Directed by James Gunn. Starring Nathan Fillion, Elizabeth Banks, Michael Rooker, Gregg Henry, Tanya Saulnier. (2006, R, 96 min.)
REVIEWED By Marc Savlov, Fri., April 7, 2006
James Gunn knows what makes horror fans howl – both in delighted repulsion and, just as important, with the sublime in-crowd, fanboy glee that only comes when the director in question clearly loves poking the collective gag reflex just as much as gorehounds dig the real deal – squishy, brain-bursting, outer-space slugs and all.

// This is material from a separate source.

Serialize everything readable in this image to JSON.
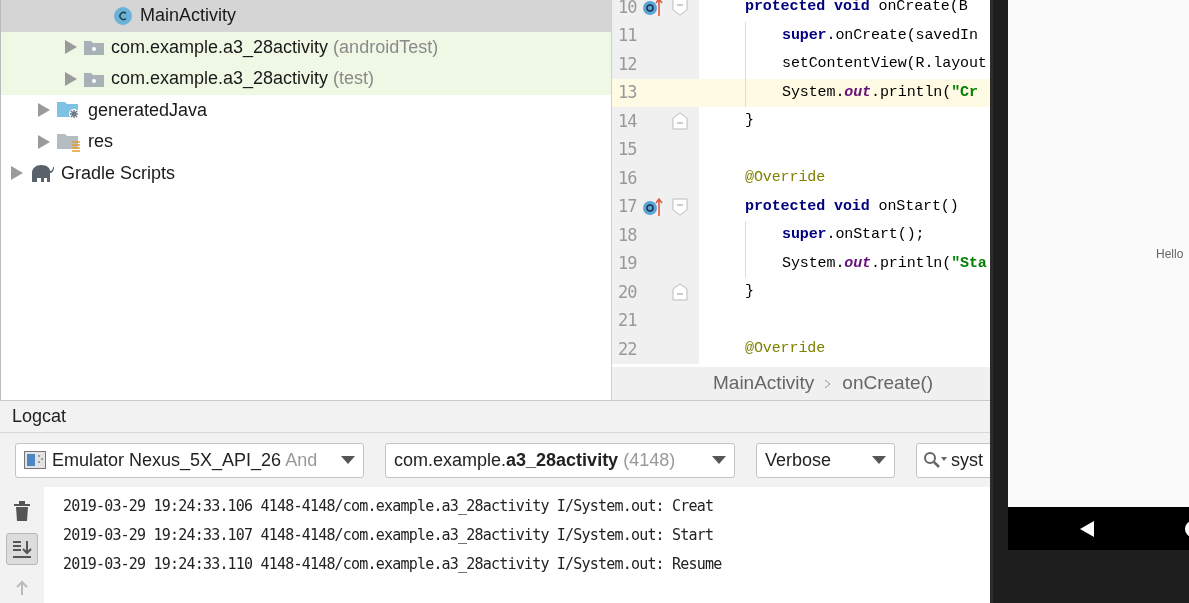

Anyone can make a bad horror comedy, but Gunn, the screenwriter of the vastly underrated remake of George A. Romero’s seminal gutbuster-cum-social critique Dawn of the Dead, is not only an honest and heartfelt fan of horror films but also one heck of a writer: Gag all you need to while taking in this smart, ghastly, and often disarmingly hilarious homage to everything from Romero’s herky-jerky undead to Stuart Gordon’s moister moments in Re-Animator and From Beyond (not to mention Brian Yuzna’s adroit skewering of Republican family values in the little-seen 1989 nightmare-cum-satire Society), but by the time the final credits roll, damned if you’re not downright upbeat about the whole alien invasion situation on screen. It sure beats reality at this particular moment, as finer genre offerings so often do. When alien grubworms invade a sleepy backwater burg in the great state of – where else? – Texas, it’s up to former Henry: Portrait of a Serial Killer luminary Rooker (as a guy who obviously never saw The Blob) to play host to the squirmy out-of-towners (literally). Rooker has terrific fun with the role of the doomed husband who just wants to be loved by his wife (Banks) even after he begins to resemble H.P. Lovecraft’s inner child. Slither has a breezy, unforced, and entirely welcome sense of humor, which only makes all those lovingly rendered shotgun blasts to the heads of the newly deceased locals all the more horrific. Gunn penned the screenplay as well, and it’s a gooey, kooky, and altogether ooky blast from start to finish, crisply shot and wittier than anything his former Troma Films boss Lloyd Kaufman’s done in years. Of course, Slither isn’t for everyone, but if you’ve a yen for gallons of grue and a smart, sassy story to boot, you couldn’t do better than Gunn’s hellishly fun horror show.